→ WHAT YOU SHOULD DO: Although the records include pictures, print only the rest, exactly as written.
____________
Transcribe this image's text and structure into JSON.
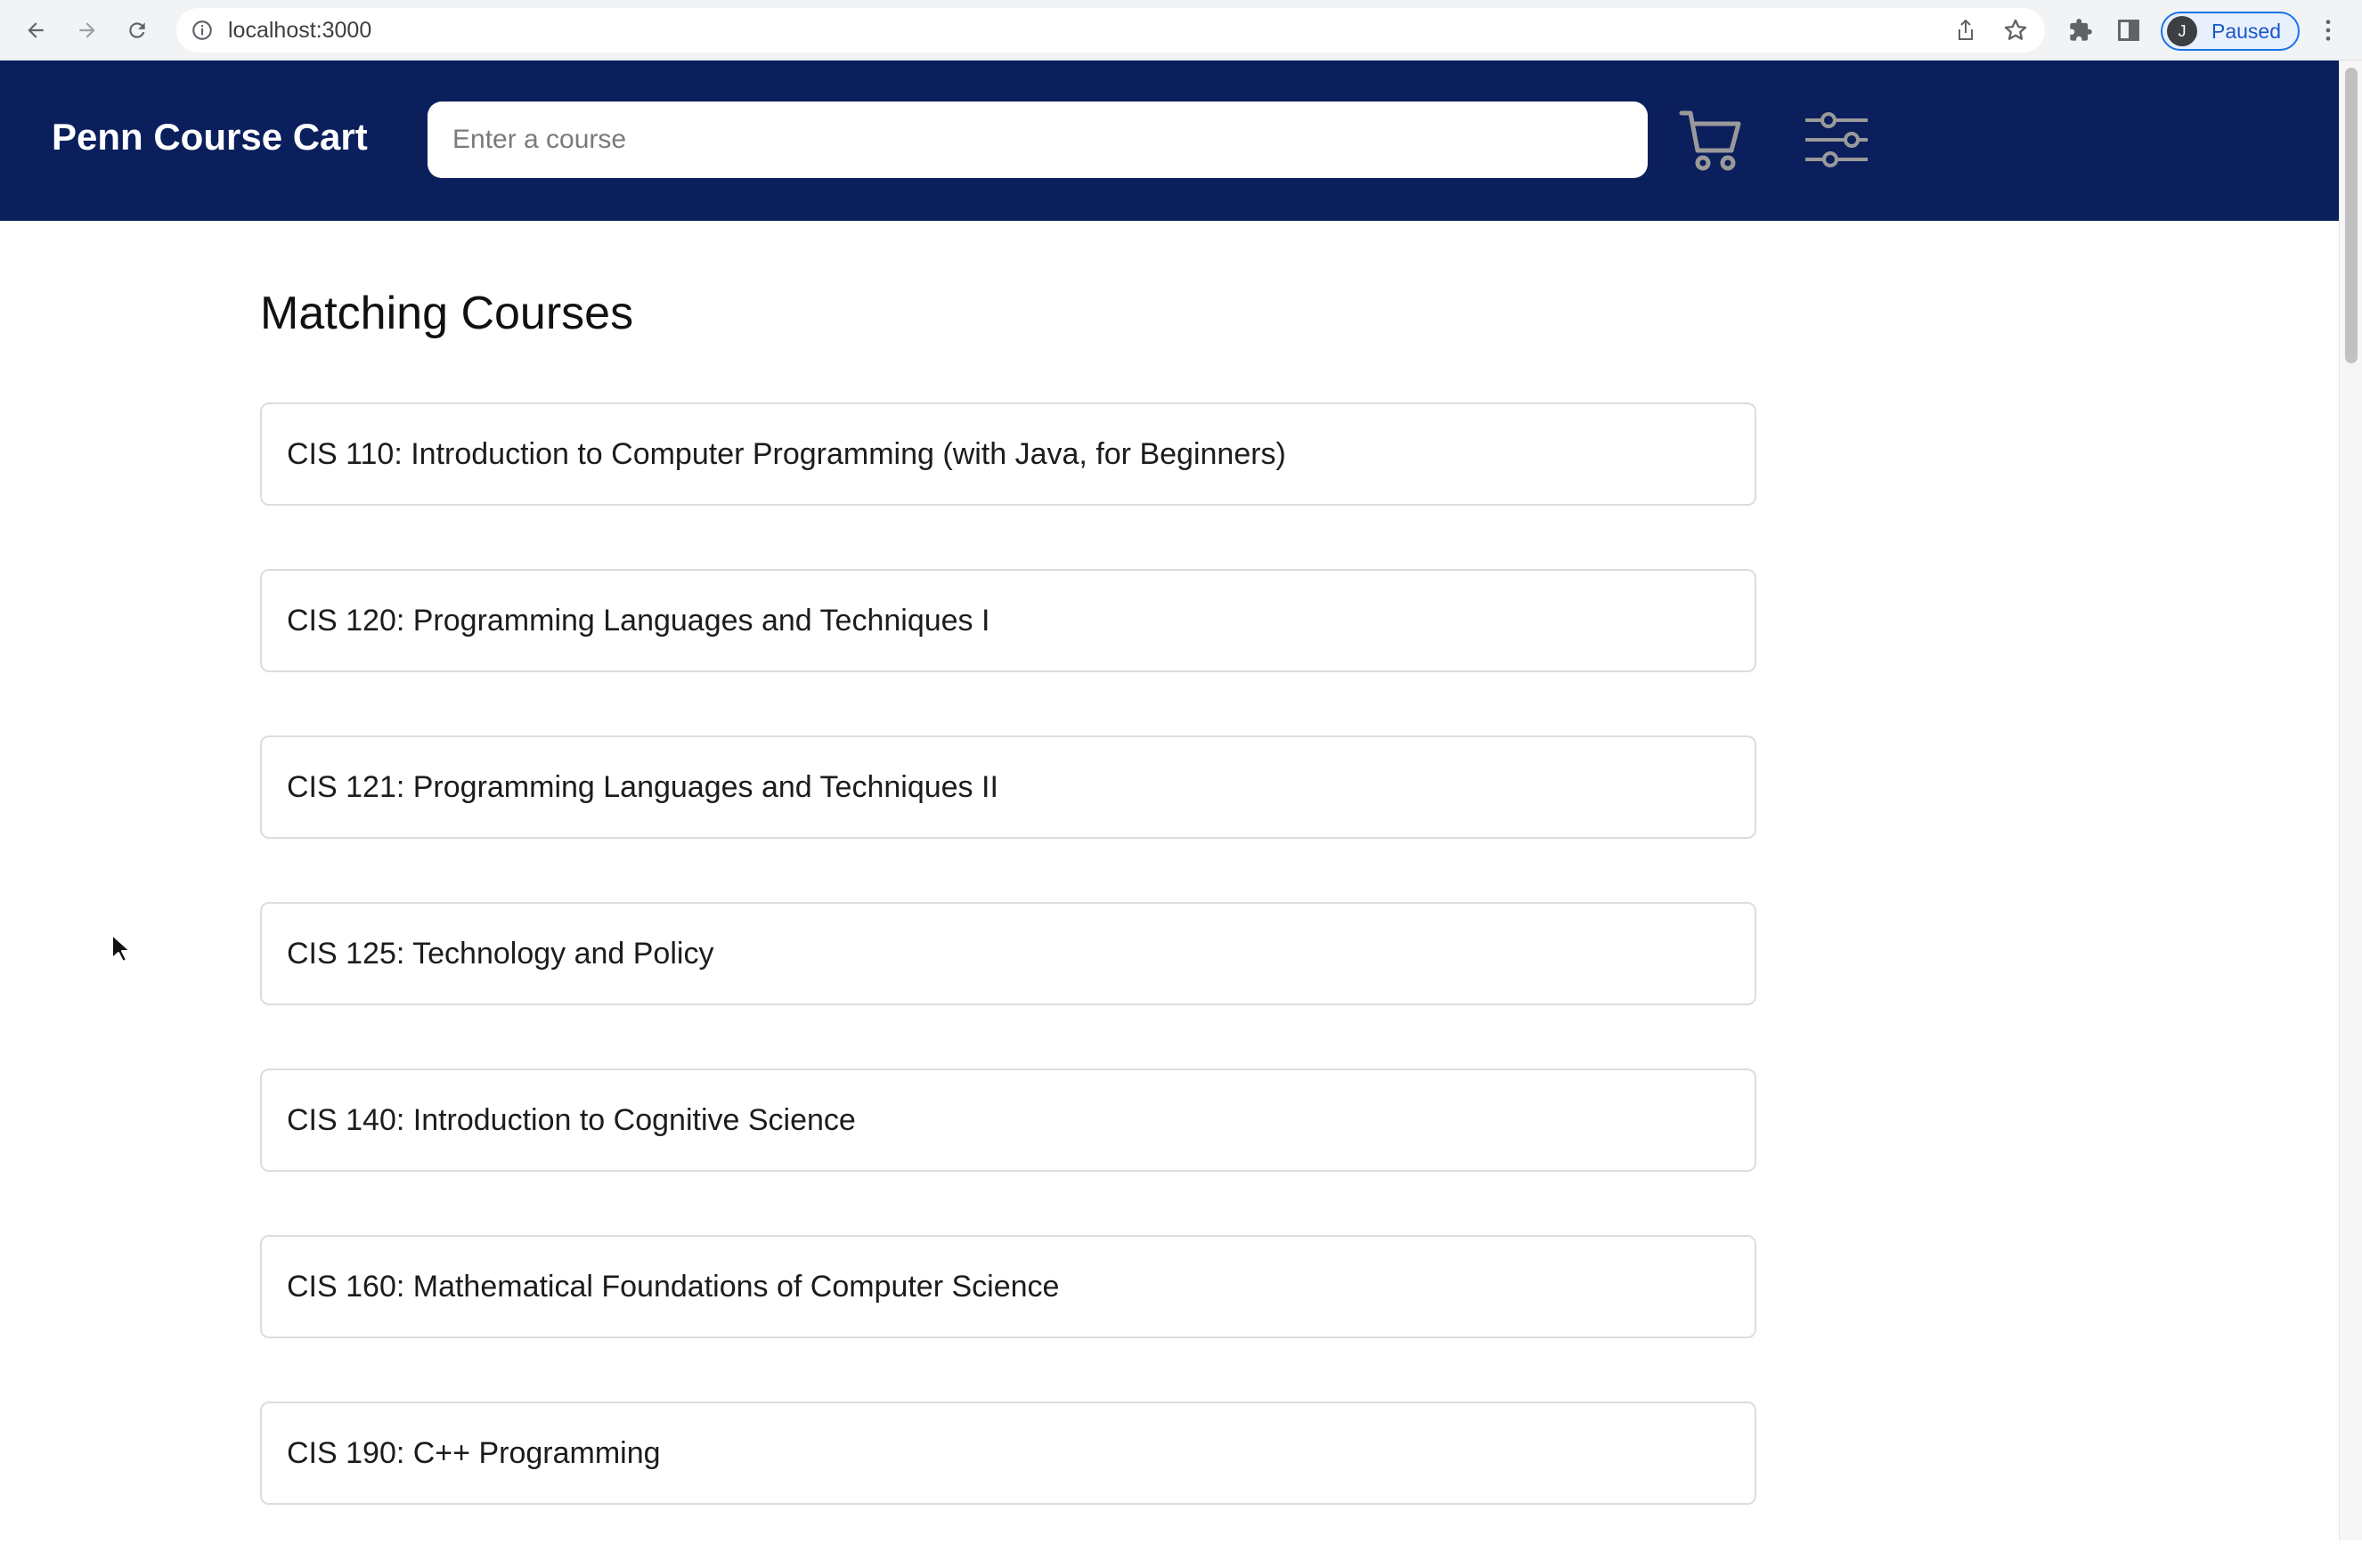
{
  "browser": {
    "url": "localhost:3000",
    "profile_initial": "J",
    "profile_status": "Paused",
    "accent_color": "#1a73e8"
  },
  "header": {
    "brand": "Penn Course Cart",
    "search_placeholder": "Enter a course",
    "search_value": "",
    "cart_icon": "cart-icon",
    "filter_icon": "sliders-icon",
    "background_color": "#0a1f5c"
  },
  "main": {
    "title": "Matching Courses",
    "courses": [
      "CIS 110: Introduction to Computer Programming (with Java, for Beginners)",
      "CIS 120: Programming Languages and Techniques I",
      "CIS 121: Programming Languages and Techniques II",
      "CIS 125: Technology and Policy",
      "CIS 140: Introduction to Cognitive Science",
      "CIS 160: Mathematical Foundations of Computer Science",
      "CIS 190: C++ Programming"
    ]
  }
}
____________
→ WRITTEN ANSWER:
Transcribe this image's text and structure into JSON.
{
  "browser": {
    "url": "localhost:3000",
    "profile_initial": "J",
    "profile_status": "Paused",
    "accent_color": "#1a73e8"
  },
  "header": {
    "brand": "Penn Course Cart",
    "search_placeholder": "Enter a course",
    "search_value": "",
    "cart_icon": "cart-icon",
    "filter_icon": "sliders-icon",
    "background_color": "#0a1f5c"
  },
  "main": {
    "title": "Matching Courses",
    "courses": [
      "CIS 110: Introduction to Computer Programming (with Java, for Beginners)",
      "CIS 120: Programming Languages and Techniques I",
      "CIS 121: Programming Languages and Techniques II",
      "CIS 125: Technology and Policy",
      "CIS 140: Introduction to Cognitive Science",
      "CIS 160: Mathematical Foundations of Computer Science",
      "CIS 190: C++ Programming"
    ]
  }
}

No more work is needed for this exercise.